[Records contained in a dataset]

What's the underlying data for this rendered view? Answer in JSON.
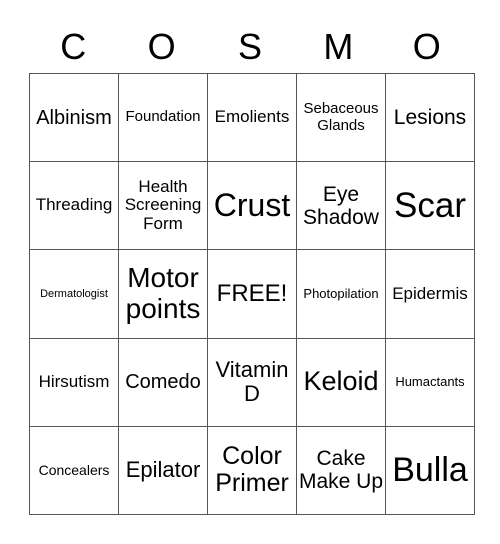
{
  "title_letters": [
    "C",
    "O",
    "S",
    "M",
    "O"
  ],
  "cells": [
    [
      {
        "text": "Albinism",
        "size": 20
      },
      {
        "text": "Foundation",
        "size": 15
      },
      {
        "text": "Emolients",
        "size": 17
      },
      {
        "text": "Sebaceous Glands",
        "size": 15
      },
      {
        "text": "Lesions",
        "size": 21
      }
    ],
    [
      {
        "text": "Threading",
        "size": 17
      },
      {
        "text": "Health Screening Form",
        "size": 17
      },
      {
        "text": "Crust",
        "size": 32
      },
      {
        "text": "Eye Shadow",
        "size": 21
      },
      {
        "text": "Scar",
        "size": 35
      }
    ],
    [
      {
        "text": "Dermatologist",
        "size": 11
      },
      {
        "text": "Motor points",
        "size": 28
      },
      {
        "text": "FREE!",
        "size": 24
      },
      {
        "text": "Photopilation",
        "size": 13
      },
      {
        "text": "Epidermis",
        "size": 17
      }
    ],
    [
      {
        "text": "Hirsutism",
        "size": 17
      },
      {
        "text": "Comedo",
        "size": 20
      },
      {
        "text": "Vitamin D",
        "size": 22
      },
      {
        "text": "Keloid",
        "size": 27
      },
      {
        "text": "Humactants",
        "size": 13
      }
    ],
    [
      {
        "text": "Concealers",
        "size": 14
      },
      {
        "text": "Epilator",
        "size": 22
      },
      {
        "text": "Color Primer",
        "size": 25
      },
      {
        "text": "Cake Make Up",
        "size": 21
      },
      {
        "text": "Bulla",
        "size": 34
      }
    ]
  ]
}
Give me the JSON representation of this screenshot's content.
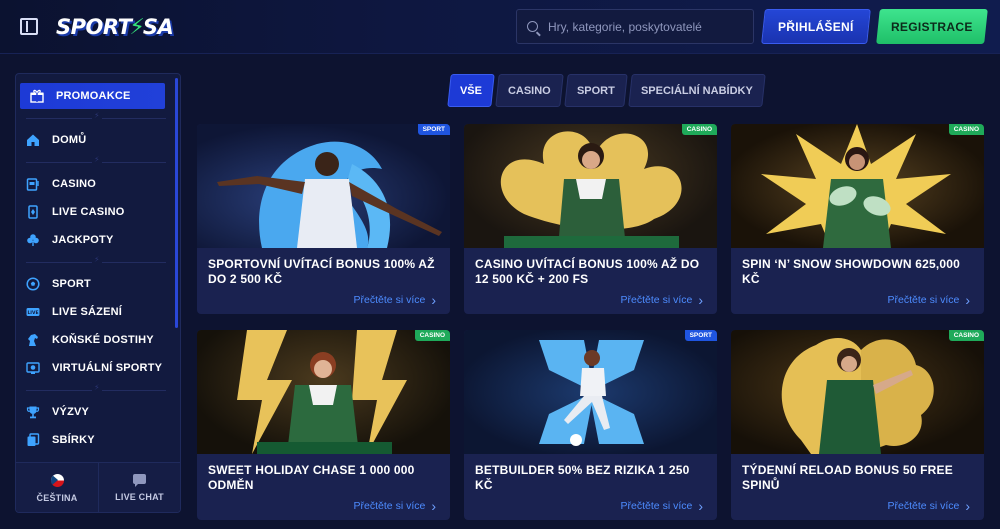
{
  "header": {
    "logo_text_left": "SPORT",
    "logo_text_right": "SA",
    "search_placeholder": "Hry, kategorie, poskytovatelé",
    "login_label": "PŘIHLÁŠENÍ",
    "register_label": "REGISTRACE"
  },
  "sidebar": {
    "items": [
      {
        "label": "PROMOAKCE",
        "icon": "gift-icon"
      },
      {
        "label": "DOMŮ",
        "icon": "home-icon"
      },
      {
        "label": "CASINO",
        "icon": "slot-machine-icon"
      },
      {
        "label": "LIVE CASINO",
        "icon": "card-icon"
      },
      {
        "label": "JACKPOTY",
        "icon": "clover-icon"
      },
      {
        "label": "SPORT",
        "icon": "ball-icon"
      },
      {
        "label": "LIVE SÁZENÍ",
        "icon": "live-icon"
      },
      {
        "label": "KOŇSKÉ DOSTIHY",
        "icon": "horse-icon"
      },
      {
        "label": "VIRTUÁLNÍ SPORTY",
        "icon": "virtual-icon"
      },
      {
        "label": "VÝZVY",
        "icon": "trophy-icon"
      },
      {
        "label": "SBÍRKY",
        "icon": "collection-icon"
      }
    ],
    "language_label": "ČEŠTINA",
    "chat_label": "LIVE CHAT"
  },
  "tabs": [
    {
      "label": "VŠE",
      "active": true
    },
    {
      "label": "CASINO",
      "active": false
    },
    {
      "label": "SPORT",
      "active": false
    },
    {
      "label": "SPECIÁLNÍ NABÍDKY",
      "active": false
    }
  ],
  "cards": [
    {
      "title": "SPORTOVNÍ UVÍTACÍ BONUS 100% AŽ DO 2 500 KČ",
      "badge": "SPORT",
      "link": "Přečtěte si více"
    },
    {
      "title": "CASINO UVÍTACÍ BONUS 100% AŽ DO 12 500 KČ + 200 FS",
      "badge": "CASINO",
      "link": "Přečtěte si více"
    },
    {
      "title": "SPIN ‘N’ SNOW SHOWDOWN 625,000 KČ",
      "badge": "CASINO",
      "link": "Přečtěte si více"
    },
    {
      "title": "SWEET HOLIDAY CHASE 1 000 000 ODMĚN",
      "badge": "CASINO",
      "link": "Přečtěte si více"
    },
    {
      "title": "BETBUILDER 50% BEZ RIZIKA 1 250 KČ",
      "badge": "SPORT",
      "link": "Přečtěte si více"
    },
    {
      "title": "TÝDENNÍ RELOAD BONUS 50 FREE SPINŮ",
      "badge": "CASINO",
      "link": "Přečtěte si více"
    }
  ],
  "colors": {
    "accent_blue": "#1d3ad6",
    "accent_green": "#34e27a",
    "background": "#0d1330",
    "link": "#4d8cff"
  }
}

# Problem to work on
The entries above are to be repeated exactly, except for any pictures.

# Written response
What's the underlying data for this rendered view? Answer in JSON.
{
  "title_letters": [
    "C",
    "O",
    "S",
    "M",
    "O"
  ],
  "cells": [
    [
      {
        "text": "Albinism",
        "size": 20
      },
      {
        "text": "Foundation",
        "size": 15
      },
      {
        "text": "Emolients",
        "size": 17
      },
      {
        "text": "Sebaceous Glands",
        "size": 15
      },
      {
        "text": "Lesions",
        "size": 21
      }
    ],
    [
      {
        "text": "Threading",
        "size": 17
      },
      {
        "text": "Health Screening Form",
        "size": 17
      },
      {
        "text": "Crust",
        "size": 32
      },
      {
        "text": "Eye Shadow",
        "size": 21
      },
      {
        "text": "Scar",
        "size": 35
      }
    ],
    [
      {
        "text": "Dermatologist",
        "size": 11
      },
      {
        "text": "Motor points",
        "size": 28
      },
      {
        "text": "FREE!",
        "size": 24
      },
      {
        "text": "Photopilation",
        "size": 13
      },
      {
        "text": "Epidermis",
        "size": 17
      }
    ],
    [
      {
        "text": "Hirsutism",
        "size": 17
      },
      {
        "text": "Comedo",
        "size": 20
      },
      {
        "text": "Vitamin D",
        "size": 22
      },
      {
        "text": "Keloid",
        "size": 27
      },
      {
        "text": "Humactants",
        "size": 13
      }
    ],
    [
      {
        "text": "Concealers",
        "size": 14
      },
      {
        "text": "Epilator",
        "size": 22
      },
      {
        "text": "Color Primer",
        "size": 25
      },
      {
        "text": "Cake Make Up",
        "size": 21
      },
      {
        "text": "Bulla",
        "size": 34
      }
    ]
  ]
}
Give me the JSON representation of this screenshot's content.
{
  "header": {
    "logo_text_left": "SPORT",
    "logo_text_right": "SA",
    "search_placeholder": "Hry, kategorie, poskytovatelé",
    "login_label": "PŘIHLÁŠENÍ",
    "register_label": "REGISTRACE"
  },
  "sidebar": {
    "items": [
      {
        "label": "PROMOAKCE",
        "icon": "gift-icon"
      },
      {
        "label": "DOMŮ",
        "icon": "home-icon"
      },
      {
        "label": "CASINO",
        "icon": "slot-machine-icon"
      },
      {
        "label": "LIVE CASINO",
        "icon": "card-icon"
      },
      {
        "label": "JACKPOTY",
        "icon": "clover-icon"
      },
      {
        "label": "SPORT",
        "icon": "ball-icon"
      },
      {
        "label": "LIVE SÁZENÍ",
        "icon": "live-icon"
      },
      {
        "label": "KOŇSKÉ DOSTIHY",
        "icon": "horse-icon"
      },
      {
        "label": "VIRTUÁLNÍ SPORTY",
        "icon": "virtual-icon"
      },
      {
        "label": "VÝZVY",
        "icon": "trophy-icon"
      },
      {
        "label": "SBÍRKY",
        "icon": "collection-icon"
      }
    ],
    "language_label": "ČEŠTINA",
    "chat_label": "LIVE CHAT"
  },
  "tabs": [
    {
      "label": "VŠE",
      "active": true
    },
    {
      "label": "CASINO",
      "active": false
    },
    {
      "label": "SPORT",
      "active": false
    },
    {
      "label": "SPECIÁLNÍ NABÍDKY",
      "active": false
    }
  ],
  "cards": [
    {
      "title": "SPORTOVNÍ UVÍTACÍ BONUS 100% AŽ DO 2 500 KČ",
      "badge": "SPORT",
      "link": "Přečtěte si více"
    },
    {
      "title": "CASINO UVÍTACÍ BONUS 100% AŽ DO 12 500 KČ + 200 FS",
      "badge": "CASINO",
      "link": "Přečtěte si více"
    },
    {
      "title": "SPIN ‘N’ SNOW SHOWDOWN 625,000 KČ",
      "badge": "CASINO",
      "link": "Přečtěte si více"
    },
    {
      "title": "SWEET HOLIDAY CHASE 1 000 000 ODMĚN",
      "badge": "CASINO",
      "link": "Přečtěte si více"
    },
    {
      "title": "BETBUILDER 50% BEZ RIZIKA 1 250 KČ",
      "badge": "SPORT",
      "link": "Přečtěte si více"
    },
    {
      "title": "TÝDENNÍ RELOAD BONUS 50 FREE SPINŮ",
      "badge": "CASINO",
      "link": "Přečtěte si více"
    }
  ],
  "colors": {
    "accent_blue": "#1d3ad6",
    "accent_green": "#34e27a",
    "background": "#0d1330",
    "link": "#4d8cff"
  }
}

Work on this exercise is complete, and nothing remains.